Articles filed under Offshore Wind from Connecticut
But now that many of the species have rebounded and government regulators are increasing the amounts of fish they can land, the fishermen face a new threat: offshore wind power projects. Fishermen such as Joe Gilbert, who owns four scallop and fishing boats based at the Town Dock, say their concerns are being ignored by federal officials who are in the process of leasing massive tracts of ocean bottom off the Northeast coast to wind power companies. Some of those tracts of bottom also happen to be areas where fishing boats land their catches and transit.
The project to accommodate the offshore wind farm of two rich utilities, one foreign, started at $93 million, zoomed up to $157 million this time last year and is now more than $200 million and rising, the governor suggested, in what was almost an aside in the conversation. The state has agreed to cover all the cost overruns, which seem to be exploding, even before bids have been opened.

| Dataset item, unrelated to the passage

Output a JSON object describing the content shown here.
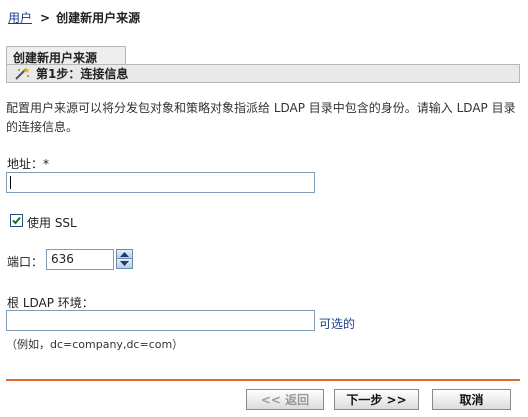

The Spanish utility’s Avangrid Inc. won an auction to develop the 804-megawatt wind farm in a joint venture with Copenhagen Infrastructure Partners. They plan to use a turbine of at least 14 megawatts, larger than anything now available, said Jonathan Cole, Iberdrola’s head of offshore wind.
Stonington — Local fishermen say they've been waiting for months for Ørsted to respond to a host of concerns they've presented about a proposed 75-turbine wind farm about a dozen miles southwest of Martha's Vineyard.

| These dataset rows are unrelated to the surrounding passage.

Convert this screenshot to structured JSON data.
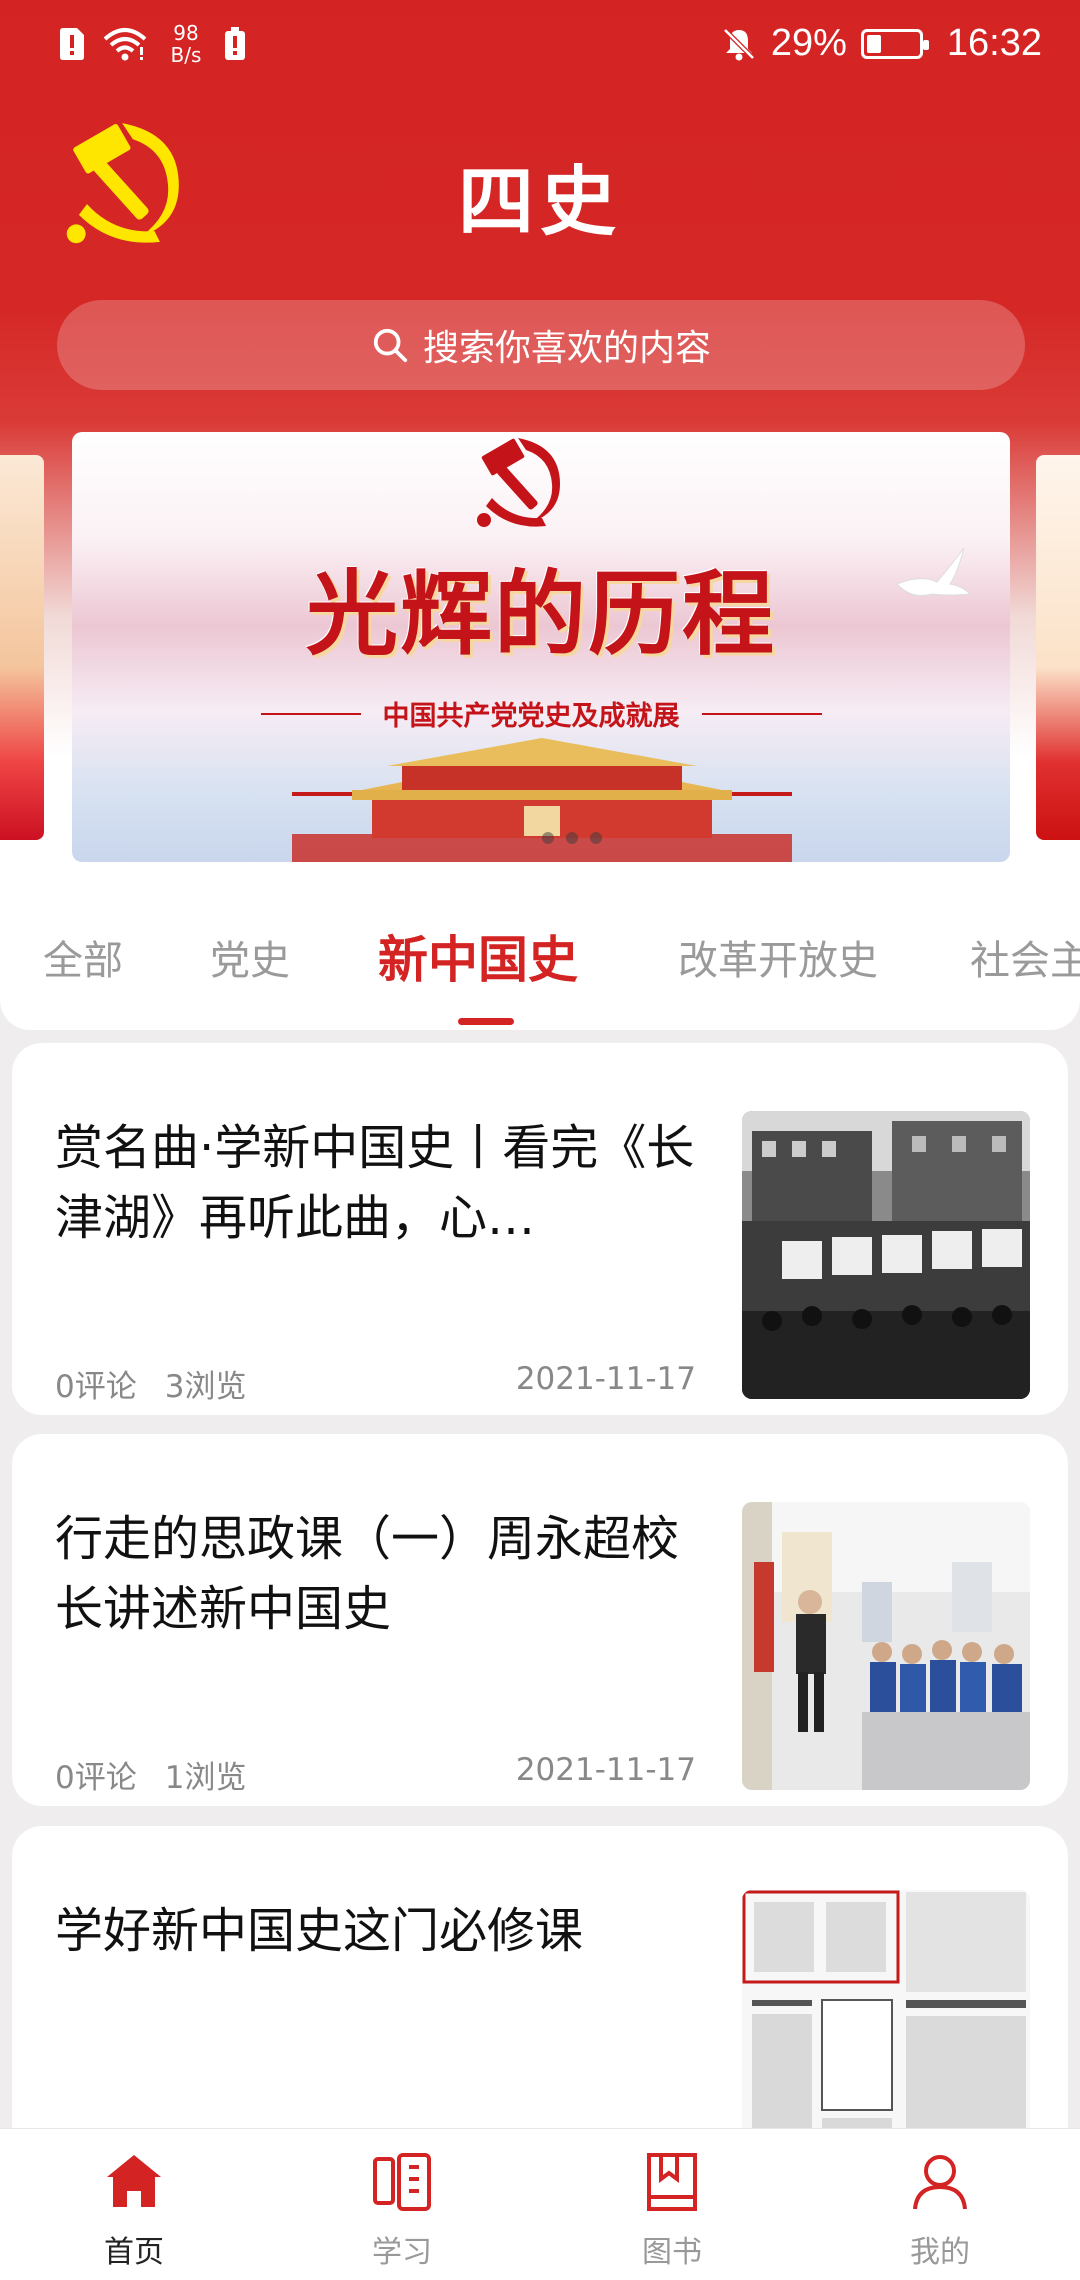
{
  "status_bar": {
    "net_speed_value": "98",
    "net_speed_unit": "B/s",
    "battery_percent": "29%",
    "battery_level": 0.29,
    "time": "16:32"
  },
  "header": {
    "app_title": "四史",
    "search_placeholder": "搜索你喜欢的内容"
  },
  "banner": {
    "title": "光辉的历程",
    "subtitle": "中国共产党党史及成就展",
    "slide_count": 3
  },
  "tabs": [
    {
      "label": "全部",
      "active": false
    },
    {
      "label": "党史",
      "active": false
    },
    {
      "label": "新中国史",
      "active": true
    },
    {
      "label": "改革开放史",
      "active": false
    },
    {
      "label": "社会主",
      "active": false
    }
  ],
  "articles": [
    {
      "title": "赏名曲·学新中国史丨看完《长津湖》再听此曲，心…",
      "comments": "0评论",
      "views": "3浏览",
      "date": "2021-11-17"
    },
    {
      "title": "行走的思政课（一）周永超校长讲述新中国史",
      "comments": "0评论",
      "views": "1浏览",
      "date": "2021-11-17"
    },
    {
      "title": "学好新中国史这门必修课",
      "comments": "",
      "views": "",
      "date": ""
    }
  ],
  "bottom_nav": [
    {
      "label": "首页",
      "icon": "home-icon",
      "active": true
    },
    {
      "label": "学习",
      "icon": "study-icon",
      "active": false
    },
    {
      "label": "图书",
      "icon": "book-icon",
      "active": false
    },
    {
      "label": "我的",
      "icon": "profile-icon",
      "active": false
    }
  ],
  "colors": {
    "brand_red": "#d42323",
    "emblem_yellow": "#ffe600",
    "muted_text": "#888888"
  }
}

The state and its offshore-wind-loving neighbors all face a year-end expiration of a federal tax credit that helps finance these projects – the first major attempts in the U.S. But in Connecticut some problems – including at least one self-inflicted one – could mean forgoing that money.
With little debate, the Senate unanimously approved legislation, already passed in the House, that requires 2,000 megawatts of offshore wind – that’s roughly the same size as Millstone – by 2030, about the time the nuclear plant’s recently approved new contract runs out. But the 2,000 level is a maximum, not a minimum – which is how other states structure their mandates.

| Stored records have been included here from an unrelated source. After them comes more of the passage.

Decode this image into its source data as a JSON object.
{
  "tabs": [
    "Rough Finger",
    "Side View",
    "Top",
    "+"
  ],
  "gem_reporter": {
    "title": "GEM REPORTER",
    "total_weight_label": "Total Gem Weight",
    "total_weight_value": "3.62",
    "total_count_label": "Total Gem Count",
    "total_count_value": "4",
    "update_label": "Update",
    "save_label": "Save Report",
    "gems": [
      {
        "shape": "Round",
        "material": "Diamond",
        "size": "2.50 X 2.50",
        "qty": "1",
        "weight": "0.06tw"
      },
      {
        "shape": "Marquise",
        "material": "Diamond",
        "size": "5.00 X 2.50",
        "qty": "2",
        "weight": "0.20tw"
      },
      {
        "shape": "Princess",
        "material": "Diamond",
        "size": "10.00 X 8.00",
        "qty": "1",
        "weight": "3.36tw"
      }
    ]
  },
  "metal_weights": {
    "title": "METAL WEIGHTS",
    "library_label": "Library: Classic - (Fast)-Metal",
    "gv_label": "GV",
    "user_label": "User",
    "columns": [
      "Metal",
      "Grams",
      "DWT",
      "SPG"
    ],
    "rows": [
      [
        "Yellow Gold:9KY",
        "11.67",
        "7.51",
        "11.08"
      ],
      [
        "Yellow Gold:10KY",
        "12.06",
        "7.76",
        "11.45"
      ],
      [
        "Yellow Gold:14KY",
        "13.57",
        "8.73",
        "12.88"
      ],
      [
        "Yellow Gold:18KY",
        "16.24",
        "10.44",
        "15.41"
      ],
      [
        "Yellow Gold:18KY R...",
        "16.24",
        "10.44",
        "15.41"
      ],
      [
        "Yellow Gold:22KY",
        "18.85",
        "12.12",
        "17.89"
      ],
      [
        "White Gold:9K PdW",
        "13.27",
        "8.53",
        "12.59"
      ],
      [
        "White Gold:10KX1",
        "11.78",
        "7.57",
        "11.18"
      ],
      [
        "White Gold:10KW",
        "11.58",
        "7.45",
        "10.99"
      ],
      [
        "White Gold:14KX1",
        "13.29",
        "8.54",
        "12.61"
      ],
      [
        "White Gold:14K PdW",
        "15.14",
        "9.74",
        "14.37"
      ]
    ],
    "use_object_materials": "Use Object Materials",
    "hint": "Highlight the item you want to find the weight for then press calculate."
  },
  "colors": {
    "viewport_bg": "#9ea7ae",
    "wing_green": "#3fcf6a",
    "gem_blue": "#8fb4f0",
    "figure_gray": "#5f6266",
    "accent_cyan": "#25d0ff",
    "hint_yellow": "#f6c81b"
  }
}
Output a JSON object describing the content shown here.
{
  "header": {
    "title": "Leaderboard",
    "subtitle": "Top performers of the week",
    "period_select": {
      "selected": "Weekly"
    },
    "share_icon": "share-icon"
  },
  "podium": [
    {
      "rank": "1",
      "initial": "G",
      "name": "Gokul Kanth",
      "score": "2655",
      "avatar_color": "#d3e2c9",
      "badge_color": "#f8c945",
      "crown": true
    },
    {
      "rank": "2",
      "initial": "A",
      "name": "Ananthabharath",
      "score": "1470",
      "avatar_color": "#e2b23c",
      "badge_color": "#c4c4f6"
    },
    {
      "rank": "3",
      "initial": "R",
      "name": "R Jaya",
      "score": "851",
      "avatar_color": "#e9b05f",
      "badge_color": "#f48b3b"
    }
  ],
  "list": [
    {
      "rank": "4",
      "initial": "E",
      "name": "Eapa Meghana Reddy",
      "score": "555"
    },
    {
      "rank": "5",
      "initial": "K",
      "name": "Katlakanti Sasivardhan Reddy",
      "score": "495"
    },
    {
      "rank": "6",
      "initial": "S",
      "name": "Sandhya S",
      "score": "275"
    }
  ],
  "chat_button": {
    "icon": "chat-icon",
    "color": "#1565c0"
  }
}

On Dec. 28, then-Gov. Dannel Malloy and former Department of Energy and Environmental Protection Commissioner Robert Klee announced 100 megawatts from Revolution Wind as the sole offshore wind project. Two nuclear plants and nine solar projects were among the other successful bids.
The circular logic of REC market fundamentals would have low REC pricing jeopardizing future development. As renewable energy project profit margins get squeezed, fewer projects will be built and forward REC prices would rebound as forward supply tightens.The worry is that offshore wind projects could break this self-correcting market logic in the New England Power Pool (NEPOOL).